This kind of stalemate can make mealtimes a chore and lead to increased stress levels for everyone. To combat this, the next time you are about to fight a dinnertime battle, consider these tips to ensure your kids are eating a wide variety of foods and enjoying all the nutrients they need in their diet, but without the angst.
MAKE FOOD FUN
Making food fun is a great way to capture the interest and imagination of your child. Arrange the food on the plate in a smiley face, or prepare food in a way that’s fun to eat, such as peeling apples in a swirl or sticking broccoli florets into mashed potato like a mini ‘forest’. Kids love the idea of having a treat, so use a particular fruit or vegetable they love done in a different way as their ‘treat’. Dip strawberries in yoghurt and store in the freezer for an after dinner dessert or try mixing berry-flavoured Olive Leaf Extract with blackcurrant juice for a healthy drink kids will enjoy. Doing a search on Instagram or YouTube can provide some great ideas to get you started.
GET THEM INVOLVED
Getting kids involved in the preparation of food can give them a sense of pride and may make them more cooperative when it’s time for dinner. Researchers at Columbia University found that kids were more likely to eat vegetables and whole grains if they were involved in the process of cooking the foods themselves, so write a list and give it to your children at the supermarket, allowing them to pick out the vegetable and fruit while teaching them what to look for in a good piece and how much they need for each dish. When you are ready to cook, get them to help you wash, peel and prepare them in the kitchen.Starting a herb garden or veggie patch is another way to give kids a sense of ownership of their food and allow them to see the entire growing and harvesting process to get them excited about what they are eating.
SET A GOOD EXAMPLE
Studies show that children’s eating habits are primarily influenced by the parent’s eating habits, attitudes and beliefs. This means that if you aren’t eating much from the fruit and vegetable section, neither will they. Set a good example and let them see you eating all of your vegetables with a positive attitude, so this becomes a normal part of every meal.
KEEP TRYING NEW FOODS
Kids are curious by nature, so encourage them to try new foods at home and when you’re eating out. Use the introduction of a new fruit or vegetable (or a new combination) as an opportunity to talk about where it came from and how it has been cooked. They often need to see a parent or other role model trying a new food before trying it themselves, so consider giving them a small portion of your meal so they can start to experience new flavours and textures. Children may need to be served a new food a number of times before they try it, and then taste it 10 times or more before they actually like it, so be patient and keep trying.
USE FAMILIAR FLAVORS

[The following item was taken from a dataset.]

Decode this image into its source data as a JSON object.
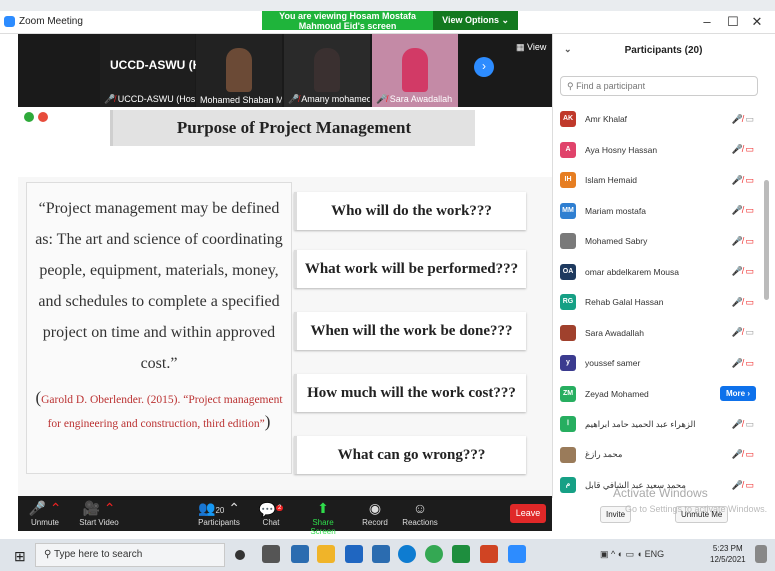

Kids naturally like sweet and salty foods, so you may like to add natural sauces and flavourings to vegetables, such as melted cheese or fresh tomato sauce, to make them more appealing. Drop a dollop of Manuka Honey in for some sweetness. Offering a new food amongst familiar and enjoyed foods may also encourage kids to try something new.
What are your tips and tricks for getting kids to eat their vegetables?